Qualifying for this recognition was a rigorous procedure. LCHFH became a member of Builders Association of Northeast Indiana and worked with Energy Diagnostics of Valparaiso, Ind., before submitting the home information to the National Green Building research center in Maryland.

LCHFH Executive Director Mont Arnold noted that several of features in this home are different from those used in preceding homes and “should result in less water usage.” In addition, “the ventilation and filtration system on the heating and air-conditioning unit, the heat pump, is a change from those used previously.”

In all, 45 energy-saving features were incorporated into the home and landscape design and the construction process.

Home design features included, for instance, utilizing precut/preassembled components, specifications for roof overhang and gutters, a basement sump pump, carbon monoxide detectors, and water-reducing fixtures.

“Green” materials were utilized. Roofing shingles, the HVAC system, kitchen and bathroom vents, a heat pump for heating/cooling and for hot water heating, energy-star-rated appliances, windows, and doors, and CFL light bulbs all contributed to making this home energy efficient.

On the outside, storm water drainage, trees, topsoil reclamation, and rainwater collection and distribution were some of the factors that contributed to receiving the award.

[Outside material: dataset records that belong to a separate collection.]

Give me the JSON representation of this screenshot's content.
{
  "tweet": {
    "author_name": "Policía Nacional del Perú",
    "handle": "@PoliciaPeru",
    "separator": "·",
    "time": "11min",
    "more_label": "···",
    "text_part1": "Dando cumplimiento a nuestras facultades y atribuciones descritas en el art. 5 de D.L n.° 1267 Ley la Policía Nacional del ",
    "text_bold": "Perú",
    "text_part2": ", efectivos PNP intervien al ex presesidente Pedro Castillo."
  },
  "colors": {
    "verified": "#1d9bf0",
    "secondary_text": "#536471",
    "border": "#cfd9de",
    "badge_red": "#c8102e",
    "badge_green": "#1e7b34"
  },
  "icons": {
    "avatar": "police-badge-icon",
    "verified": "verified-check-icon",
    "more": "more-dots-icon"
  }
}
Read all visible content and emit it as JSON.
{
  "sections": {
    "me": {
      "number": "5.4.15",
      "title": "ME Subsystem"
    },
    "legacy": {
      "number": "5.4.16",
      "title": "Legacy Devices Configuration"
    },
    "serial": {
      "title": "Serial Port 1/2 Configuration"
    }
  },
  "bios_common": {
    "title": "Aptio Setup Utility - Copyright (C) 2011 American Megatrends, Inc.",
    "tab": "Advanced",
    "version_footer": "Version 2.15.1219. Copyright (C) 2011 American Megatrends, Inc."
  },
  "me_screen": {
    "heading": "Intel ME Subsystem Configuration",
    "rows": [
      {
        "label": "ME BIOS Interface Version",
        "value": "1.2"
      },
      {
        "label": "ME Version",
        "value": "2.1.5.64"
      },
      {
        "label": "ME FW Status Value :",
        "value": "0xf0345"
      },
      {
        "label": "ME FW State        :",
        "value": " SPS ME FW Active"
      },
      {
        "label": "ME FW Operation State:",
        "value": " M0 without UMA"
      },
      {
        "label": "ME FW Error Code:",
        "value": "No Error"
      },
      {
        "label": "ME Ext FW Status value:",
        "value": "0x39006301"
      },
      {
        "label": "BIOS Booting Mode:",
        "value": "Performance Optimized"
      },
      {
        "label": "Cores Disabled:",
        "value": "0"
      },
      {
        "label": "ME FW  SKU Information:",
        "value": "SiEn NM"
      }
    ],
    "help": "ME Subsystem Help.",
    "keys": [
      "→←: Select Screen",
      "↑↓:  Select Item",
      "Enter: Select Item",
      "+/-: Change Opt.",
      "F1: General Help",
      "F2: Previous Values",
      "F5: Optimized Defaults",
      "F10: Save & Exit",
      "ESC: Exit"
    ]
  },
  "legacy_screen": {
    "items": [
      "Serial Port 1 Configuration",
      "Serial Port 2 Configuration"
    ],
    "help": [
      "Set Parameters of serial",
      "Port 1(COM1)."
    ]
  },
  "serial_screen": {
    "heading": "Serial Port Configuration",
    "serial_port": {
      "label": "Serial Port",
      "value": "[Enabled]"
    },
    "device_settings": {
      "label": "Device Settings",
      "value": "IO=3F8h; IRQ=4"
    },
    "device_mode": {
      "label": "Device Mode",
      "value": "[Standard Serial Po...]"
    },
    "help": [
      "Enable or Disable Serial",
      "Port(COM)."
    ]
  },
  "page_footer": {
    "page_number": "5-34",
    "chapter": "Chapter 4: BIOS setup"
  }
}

During the building process, an onsite recycling area was used to collect cardboard, metal, wood, and other recyclables.

Finally, education for the homeowner was part of the plan. Moore was provided with a “green” and “energy star” manual along personal instruction to familiarize her with each manual.

Arnoldreflected on the impact that this event will have on future homebuilding projects. “We will continue to pursue the current design features and be open to any additional features,” he stated.